> WHAT IS NEEDED
Look over the listing below and tally the lines in which the word "WANTS" turns up. Answer with the tally only.

> INPUT DATA
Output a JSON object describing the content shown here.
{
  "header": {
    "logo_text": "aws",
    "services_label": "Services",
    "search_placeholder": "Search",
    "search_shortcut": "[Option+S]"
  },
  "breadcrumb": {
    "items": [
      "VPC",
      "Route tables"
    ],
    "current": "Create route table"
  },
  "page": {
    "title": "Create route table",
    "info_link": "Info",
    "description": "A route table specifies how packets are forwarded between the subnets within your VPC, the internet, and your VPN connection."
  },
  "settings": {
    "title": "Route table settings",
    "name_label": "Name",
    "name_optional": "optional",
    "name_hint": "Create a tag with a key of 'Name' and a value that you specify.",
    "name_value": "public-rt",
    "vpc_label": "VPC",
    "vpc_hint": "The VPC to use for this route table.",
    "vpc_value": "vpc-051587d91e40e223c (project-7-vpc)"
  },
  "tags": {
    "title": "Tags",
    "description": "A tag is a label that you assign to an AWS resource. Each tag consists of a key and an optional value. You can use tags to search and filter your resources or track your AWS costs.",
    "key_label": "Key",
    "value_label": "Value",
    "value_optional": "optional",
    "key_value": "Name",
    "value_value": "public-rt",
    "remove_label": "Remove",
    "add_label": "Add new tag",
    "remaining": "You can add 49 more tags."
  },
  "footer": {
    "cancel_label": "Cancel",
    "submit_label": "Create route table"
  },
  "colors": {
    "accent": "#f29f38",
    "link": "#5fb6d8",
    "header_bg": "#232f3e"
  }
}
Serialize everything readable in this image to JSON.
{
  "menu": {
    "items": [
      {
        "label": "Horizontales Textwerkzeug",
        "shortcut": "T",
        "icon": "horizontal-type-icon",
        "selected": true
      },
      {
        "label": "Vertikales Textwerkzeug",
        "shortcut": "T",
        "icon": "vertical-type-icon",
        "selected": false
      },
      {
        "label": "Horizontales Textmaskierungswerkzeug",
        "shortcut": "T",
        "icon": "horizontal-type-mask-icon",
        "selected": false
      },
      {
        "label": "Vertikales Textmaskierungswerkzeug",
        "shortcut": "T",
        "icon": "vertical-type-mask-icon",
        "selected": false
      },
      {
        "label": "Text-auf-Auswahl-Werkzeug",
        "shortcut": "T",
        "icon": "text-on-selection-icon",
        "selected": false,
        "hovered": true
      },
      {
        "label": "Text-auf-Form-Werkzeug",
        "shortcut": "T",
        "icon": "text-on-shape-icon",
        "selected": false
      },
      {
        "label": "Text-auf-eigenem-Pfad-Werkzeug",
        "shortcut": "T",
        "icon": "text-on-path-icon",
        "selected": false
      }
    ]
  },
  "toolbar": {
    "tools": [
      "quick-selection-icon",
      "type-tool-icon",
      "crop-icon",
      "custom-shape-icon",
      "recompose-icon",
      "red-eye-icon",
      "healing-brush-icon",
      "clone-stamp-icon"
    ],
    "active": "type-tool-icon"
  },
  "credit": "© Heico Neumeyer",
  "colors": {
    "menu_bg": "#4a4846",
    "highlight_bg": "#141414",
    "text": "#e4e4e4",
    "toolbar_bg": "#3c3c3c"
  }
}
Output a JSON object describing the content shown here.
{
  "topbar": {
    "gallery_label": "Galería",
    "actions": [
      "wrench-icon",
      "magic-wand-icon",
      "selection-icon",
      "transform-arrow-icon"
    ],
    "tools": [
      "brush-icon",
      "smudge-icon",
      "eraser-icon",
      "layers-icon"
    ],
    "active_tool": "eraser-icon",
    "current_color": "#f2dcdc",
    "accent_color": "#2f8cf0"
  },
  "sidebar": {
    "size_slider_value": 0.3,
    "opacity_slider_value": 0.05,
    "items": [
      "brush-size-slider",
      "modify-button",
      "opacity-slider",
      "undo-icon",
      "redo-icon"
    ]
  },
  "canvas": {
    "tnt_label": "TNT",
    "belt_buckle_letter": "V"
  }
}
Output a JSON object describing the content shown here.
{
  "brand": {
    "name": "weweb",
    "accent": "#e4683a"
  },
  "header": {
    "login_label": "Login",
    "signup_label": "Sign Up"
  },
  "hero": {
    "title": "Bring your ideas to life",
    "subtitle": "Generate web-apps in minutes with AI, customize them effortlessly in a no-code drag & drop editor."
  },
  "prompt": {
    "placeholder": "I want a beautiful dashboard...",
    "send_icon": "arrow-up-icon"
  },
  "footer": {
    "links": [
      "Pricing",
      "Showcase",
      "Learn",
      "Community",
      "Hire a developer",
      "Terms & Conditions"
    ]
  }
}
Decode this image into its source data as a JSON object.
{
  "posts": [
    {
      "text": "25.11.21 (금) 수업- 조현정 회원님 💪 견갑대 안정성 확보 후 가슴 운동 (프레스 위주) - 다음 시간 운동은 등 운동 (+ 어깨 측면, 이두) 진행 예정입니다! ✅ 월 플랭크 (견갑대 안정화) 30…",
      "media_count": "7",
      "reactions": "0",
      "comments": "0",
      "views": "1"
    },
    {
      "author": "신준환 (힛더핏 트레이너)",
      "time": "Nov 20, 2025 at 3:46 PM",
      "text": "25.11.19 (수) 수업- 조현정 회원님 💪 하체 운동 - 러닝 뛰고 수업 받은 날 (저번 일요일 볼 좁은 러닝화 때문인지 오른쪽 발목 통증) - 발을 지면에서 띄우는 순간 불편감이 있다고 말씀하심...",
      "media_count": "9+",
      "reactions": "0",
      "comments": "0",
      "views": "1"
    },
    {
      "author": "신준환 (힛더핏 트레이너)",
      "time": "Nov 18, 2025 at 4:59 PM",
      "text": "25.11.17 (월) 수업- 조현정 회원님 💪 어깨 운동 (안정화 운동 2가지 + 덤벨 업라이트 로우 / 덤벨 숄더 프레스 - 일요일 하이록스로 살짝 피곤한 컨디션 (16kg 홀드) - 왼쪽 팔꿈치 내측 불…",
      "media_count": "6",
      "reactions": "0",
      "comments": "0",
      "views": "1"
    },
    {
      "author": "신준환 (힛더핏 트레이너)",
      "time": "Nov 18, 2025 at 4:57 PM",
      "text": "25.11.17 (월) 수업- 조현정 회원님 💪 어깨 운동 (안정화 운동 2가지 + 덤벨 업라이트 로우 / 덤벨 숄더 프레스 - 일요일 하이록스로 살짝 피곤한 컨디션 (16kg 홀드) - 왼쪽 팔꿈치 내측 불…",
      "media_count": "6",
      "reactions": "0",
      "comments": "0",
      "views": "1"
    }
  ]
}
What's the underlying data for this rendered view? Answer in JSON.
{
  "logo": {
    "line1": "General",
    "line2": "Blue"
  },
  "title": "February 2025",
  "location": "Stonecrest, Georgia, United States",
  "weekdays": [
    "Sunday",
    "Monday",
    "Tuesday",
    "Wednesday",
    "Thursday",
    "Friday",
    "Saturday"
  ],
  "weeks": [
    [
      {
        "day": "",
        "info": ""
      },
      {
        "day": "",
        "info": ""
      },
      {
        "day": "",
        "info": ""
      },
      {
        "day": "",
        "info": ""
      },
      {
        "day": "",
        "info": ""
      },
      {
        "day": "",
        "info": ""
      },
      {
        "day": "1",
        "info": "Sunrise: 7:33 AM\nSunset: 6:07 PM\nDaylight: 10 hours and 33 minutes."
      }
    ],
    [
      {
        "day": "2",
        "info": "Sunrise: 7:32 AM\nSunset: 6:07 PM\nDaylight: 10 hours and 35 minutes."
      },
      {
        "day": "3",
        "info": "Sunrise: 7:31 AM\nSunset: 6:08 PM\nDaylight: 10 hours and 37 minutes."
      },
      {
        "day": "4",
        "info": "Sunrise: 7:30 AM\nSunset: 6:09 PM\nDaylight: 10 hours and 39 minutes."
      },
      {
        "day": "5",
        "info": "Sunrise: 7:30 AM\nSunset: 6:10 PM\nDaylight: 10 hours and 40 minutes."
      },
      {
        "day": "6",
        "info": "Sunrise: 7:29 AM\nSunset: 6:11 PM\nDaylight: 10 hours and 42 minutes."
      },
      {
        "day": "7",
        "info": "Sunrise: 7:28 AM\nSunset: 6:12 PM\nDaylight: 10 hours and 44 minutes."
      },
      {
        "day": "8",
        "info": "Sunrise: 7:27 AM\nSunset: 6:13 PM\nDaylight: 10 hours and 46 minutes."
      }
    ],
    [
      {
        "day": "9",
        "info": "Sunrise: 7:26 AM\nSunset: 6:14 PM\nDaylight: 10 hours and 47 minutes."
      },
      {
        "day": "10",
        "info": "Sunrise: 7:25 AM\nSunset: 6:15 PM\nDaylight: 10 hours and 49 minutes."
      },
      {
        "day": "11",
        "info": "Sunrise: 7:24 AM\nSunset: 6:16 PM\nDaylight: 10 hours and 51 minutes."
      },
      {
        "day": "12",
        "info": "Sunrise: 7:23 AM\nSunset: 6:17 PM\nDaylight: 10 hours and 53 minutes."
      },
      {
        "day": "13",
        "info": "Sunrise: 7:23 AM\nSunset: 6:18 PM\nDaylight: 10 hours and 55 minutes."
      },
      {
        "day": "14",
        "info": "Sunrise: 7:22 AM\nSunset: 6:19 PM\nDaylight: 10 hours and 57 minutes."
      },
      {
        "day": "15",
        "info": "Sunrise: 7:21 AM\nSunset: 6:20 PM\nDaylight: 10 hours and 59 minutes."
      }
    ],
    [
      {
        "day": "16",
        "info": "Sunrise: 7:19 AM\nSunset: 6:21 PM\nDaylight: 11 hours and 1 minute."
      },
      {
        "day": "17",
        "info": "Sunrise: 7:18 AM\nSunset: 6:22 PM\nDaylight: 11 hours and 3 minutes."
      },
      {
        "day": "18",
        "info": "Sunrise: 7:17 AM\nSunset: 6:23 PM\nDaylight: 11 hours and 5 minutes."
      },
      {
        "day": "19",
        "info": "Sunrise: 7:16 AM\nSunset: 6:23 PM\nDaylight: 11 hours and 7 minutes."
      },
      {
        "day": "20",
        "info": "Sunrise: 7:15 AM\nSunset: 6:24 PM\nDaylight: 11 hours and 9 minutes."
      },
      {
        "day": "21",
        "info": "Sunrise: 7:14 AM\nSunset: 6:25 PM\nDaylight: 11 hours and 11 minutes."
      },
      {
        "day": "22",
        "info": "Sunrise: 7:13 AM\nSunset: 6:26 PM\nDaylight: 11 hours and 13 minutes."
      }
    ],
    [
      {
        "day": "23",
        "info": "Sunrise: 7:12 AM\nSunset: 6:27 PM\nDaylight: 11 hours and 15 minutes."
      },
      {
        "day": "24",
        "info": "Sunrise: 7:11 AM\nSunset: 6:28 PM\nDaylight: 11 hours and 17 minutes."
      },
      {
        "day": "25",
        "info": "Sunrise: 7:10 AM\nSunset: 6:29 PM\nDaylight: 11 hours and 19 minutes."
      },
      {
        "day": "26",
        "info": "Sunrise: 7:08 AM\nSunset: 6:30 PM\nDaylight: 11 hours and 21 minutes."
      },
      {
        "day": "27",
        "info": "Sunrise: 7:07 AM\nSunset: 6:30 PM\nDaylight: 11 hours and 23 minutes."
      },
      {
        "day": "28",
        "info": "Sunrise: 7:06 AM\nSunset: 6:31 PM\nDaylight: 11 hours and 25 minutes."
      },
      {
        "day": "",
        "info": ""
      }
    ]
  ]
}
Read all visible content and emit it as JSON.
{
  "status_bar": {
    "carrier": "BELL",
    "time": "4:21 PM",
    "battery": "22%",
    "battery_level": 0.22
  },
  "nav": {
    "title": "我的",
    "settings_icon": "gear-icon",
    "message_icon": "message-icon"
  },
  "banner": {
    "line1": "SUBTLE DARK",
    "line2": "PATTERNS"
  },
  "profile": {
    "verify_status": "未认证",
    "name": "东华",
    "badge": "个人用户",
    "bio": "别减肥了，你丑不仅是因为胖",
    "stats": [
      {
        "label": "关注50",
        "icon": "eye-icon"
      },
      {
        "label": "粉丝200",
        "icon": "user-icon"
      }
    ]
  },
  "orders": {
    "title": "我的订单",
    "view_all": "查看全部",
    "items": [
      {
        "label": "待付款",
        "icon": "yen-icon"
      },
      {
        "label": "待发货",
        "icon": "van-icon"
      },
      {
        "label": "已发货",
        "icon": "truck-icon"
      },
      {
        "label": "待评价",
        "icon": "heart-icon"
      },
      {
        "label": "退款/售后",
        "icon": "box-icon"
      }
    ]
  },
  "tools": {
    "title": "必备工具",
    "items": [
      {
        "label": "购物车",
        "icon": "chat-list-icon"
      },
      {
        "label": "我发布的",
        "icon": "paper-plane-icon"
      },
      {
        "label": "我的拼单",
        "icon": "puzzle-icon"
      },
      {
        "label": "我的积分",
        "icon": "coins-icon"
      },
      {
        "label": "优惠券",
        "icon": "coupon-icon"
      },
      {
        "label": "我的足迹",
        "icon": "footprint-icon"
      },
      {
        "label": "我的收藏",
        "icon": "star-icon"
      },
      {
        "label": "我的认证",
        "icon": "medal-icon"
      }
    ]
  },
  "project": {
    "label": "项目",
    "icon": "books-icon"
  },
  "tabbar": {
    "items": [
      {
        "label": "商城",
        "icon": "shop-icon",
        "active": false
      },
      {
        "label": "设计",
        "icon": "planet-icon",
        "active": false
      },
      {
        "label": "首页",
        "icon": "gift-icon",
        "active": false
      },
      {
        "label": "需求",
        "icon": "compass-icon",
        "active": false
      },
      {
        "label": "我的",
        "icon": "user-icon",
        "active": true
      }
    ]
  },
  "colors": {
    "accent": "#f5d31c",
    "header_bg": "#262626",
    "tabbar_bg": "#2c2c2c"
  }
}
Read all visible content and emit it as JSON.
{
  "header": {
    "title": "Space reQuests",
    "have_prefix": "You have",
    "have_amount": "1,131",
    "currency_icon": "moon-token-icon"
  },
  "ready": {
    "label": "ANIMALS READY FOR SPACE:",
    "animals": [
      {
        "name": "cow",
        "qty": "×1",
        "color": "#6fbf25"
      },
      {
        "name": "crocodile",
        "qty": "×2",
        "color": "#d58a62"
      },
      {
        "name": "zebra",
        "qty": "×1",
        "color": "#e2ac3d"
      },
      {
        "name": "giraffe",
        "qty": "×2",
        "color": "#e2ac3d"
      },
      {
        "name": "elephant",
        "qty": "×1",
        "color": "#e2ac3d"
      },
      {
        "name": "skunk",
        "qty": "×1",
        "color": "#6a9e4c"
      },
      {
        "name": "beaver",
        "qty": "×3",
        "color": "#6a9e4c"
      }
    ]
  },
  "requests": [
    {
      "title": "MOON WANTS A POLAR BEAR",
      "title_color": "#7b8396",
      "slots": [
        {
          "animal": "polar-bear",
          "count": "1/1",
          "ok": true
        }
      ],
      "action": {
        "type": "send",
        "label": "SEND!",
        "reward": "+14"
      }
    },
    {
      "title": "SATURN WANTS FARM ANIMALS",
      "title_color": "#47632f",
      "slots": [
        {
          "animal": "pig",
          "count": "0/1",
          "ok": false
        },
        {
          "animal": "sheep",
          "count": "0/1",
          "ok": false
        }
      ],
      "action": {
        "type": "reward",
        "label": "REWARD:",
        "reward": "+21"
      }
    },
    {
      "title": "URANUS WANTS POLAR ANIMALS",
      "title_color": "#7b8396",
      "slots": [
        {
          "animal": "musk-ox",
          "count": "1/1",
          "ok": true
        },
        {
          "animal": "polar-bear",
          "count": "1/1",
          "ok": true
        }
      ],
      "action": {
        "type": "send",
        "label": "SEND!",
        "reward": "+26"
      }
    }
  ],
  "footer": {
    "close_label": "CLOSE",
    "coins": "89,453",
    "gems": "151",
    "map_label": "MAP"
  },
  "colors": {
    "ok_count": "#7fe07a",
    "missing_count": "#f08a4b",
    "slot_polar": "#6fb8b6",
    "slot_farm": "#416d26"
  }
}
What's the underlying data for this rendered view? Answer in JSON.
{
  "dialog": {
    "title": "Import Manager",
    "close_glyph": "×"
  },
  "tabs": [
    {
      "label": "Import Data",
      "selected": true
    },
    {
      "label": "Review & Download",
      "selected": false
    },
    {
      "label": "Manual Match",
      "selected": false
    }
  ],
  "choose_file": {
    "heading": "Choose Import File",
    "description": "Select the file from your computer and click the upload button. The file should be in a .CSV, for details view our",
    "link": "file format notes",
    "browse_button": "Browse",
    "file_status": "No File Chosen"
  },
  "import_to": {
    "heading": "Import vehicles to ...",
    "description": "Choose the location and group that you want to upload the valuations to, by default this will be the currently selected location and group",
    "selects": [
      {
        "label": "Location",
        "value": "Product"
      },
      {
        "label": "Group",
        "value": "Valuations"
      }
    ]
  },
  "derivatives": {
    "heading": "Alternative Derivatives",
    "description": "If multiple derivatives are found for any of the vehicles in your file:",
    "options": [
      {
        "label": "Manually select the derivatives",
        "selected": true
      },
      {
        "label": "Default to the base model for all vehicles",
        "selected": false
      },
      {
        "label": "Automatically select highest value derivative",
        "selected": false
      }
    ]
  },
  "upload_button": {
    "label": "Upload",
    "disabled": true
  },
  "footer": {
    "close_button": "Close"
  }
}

> SOLUTION TO THIS TASK
3